In the rest of life, we typically exhaust simple answers before turning to the extravagant. Why not in metaphysical questions as well? Smart people have examined the evidence and come to different conclusions. I realize that. But if you haven’t pondered the issue, you would do well to consider it. Given the shape of reality, what is the most plausible explanation – one cause or an infinite number of causes?

Jesus' Resurrection: Ridiculous or Reasonable?

May 10,2012 marked our kickoff meeting, and it went great!

Below is video from our first section on presenting a positive case for the hypothesis that God resurrected Jesus from the dead. We also discussed how historical claims are evaluated and examined some alternate theories.
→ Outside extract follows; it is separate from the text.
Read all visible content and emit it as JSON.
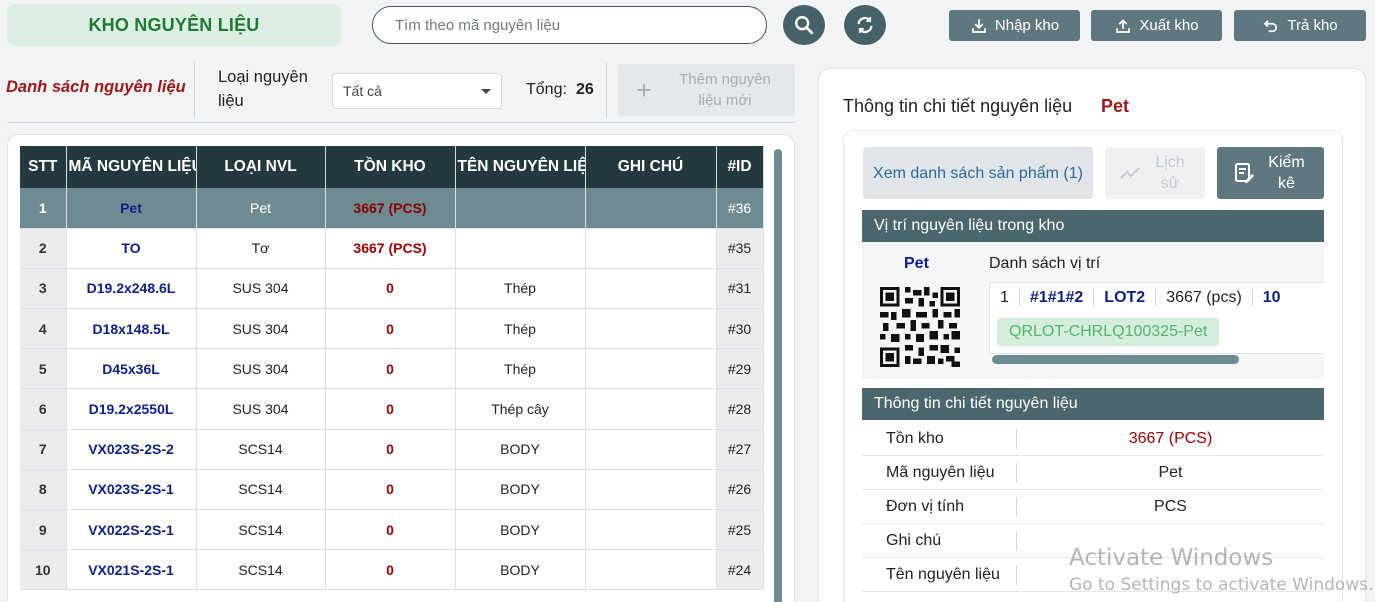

Download PDF from the meeting.


Topical Resources:


  1. Books
    1. The Case for Christ, by Lee Strobel
    2. The Case for the Resurrection of Jesus, by Gary Habermas
    3. The Resurrection of Jesus: A New Historiographical Approach , by Michael Licona
  2. Articles
    1. “Contemporary Scholarship and the Historical Evidence for the Resurrection of Jesus Christ”, by William Lane Craig
    2. “Easter: Myth, Hallucination, or History?”, by Edwin M. Yamauchi
    3. Jesus’ Resurrection and Christian Origins, by N.T. Wright
  3. Websites
    1. Gary Habermas:
    2. Reasonable Faith:
  4. Debates
    1. Did Jesus Rise From The Dead? – Bart Ehrman Vs William Lane Craig
  5. Other
    1. LOTS more resources of all kinds here:


The Jesus Inquest

Charles Foster is a barrister and tutor in medical law and ethics at the University of Oxford. That explains The Jesus Inquest. If you are looking for a book about the death, resurrection, and post-resurrection appearances of Christ that is heavily documented and presented like courtroom testimony, this is the book for you.

Though this may sound daunting,  Foster’s approach works.  He designates two speakers, X (a skeptic) and Y (a believer), to present the best case for each side.    John Lennox has noted that “Charles Foster has managed to do what should be legally impossible: to combine the role of defense and prosecution.” The key arguments deal with the source documents; Jesus’ death, burial, and post-resurrection appearances; the empty tomb; and the early church’s perspective on resurrections in general.  The Shroud of Turin, the Jesus family tomb, and the Gospel of Peter get additional post-debate coverage.

Foster allows X to present his case completely and compellingly. No straw man here: Foster seems determined to engage with the best arguments.  Foster’s fairness actually makes reading X’s arguments a little uncomfortable.     But through the voice of Y, Foster gives us the answers to even the best of questions.  Historically, logically, and biblically, Y responds by tiptoeing through the minefields of skepticism, revealing a path to truth that broadens as the book unfolds.

One of the best chapters focuses on the origins of the Christian idea of resurrection. X gives quite the list of mythological stories involving death and resurrection among pagan gods. Ever since Dan Brown cited faux historians to make Christianity a cheap knockoff of the cult of Mithras, Christians have needed this type of apologetic to address some of the most common dismissals of Christianity.  While there are books that deal more exhaustively with this subject, The Jesus Inquest provides a more than adequate overview of the claims and rebuttals.

If you are unfamiliar with the different facets of the Resurrection debate, The Jesus Inquest fills in the details admirably.  If you know someone who is skeptical but open to a challenge, this book will acknowledge their position while responding with clarity and truth.